The Unbelievers | Review

Posted on September 9, 2014


The Unbelievers, 2013 [NR] f5564fda6d1b68ab56293a22f958eb4a Really, there isn’t much to review. This film is the equivalent of being the proverbial “fly on the wall,” to the “dynamic duo of science,” in their exhaustive travels from one public appearance to another. It’s fun to glimpse a small amount behind the scenes, but content wise, nothing is necessarily new or different from what could be seen on the tens of thousands of videos (millions?) of both Dawkins and Krauss. However, if one is unfamiliar with the breadth and scope of influence these two have had in the world, then this film is not a bad place to start. Auditoriums packed full of a new breed of groupies, pining over the almost deified representatives of reason will awaken the newcomer to a whole new world, one that demands an intellectual rigor that is engaged in by a minority, but often demanded of the majority. If received well, it will condemn (enlighten?!) the viewer to hundreds of hours of discussion that is worth considering in the public debate on faith and science. I do hope (and pray) that the religious amongst us would humble themselves and elevate the discipline of thoughtful, reasonable, and respectful discourse. I do believe that the philosophies of religion and theology are important for discussion and have much to contribute to the public “ethos, pathos, and logos.” They are, truly, meaningful. Unfortunately, many “believers” unknowingly and unwittingly forsake truth a priori in favor of religious arguments–that defense and suspicion make up the fearful attitude upon which all discussion takes place. This not only need not be, it is damaging to the value of truth in this world. Perhaps we could take an interpretive lens from the history of the Jewish people as an analogue. Like other nations were interpreted as bringing judgment upon God’s people for their lack of faithfulness, so too it may be reasonable to consider the vociferously secular attacks against the religious as God’s judgment on the ideologically dogmatic.
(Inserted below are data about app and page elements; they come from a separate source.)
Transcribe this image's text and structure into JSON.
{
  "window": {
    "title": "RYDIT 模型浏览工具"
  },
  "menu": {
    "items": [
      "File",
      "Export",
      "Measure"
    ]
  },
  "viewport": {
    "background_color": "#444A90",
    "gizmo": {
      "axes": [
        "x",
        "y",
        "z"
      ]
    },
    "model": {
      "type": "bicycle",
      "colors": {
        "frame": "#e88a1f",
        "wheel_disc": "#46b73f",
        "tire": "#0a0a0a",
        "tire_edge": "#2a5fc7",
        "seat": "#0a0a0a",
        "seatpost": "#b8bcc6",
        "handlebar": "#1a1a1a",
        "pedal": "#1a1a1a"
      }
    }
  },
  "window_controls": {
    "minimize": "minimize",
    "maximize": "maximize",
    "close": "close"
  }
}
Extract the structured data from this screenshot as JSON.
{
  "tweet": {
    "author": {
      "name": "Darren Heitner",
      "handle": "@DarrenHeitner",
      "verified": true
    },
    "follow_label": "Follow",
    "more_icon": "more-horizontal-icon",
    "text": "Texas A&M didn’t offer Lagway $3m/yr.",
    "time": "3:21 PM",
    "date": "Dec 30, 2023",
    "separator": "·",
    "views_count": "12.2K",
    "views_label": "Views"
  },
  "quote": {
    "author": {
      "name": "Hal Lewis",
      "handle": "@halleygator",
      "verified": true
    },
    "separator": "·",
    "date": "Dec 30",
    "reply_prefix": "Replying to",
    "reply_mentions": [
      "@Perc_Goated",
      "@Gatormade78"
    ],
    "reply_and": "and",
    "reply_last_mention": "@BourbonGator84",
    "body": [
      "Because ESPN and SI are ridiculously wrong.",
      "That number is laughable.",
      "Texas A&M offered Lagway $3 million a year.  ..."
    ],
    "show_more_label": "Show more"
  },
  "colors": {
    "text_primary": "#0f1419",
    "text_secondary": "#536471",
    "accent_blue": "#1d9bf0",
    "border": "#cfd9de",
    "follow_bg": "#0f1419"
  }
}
Perhaps it is time to remember our most primal creed, “Listen!”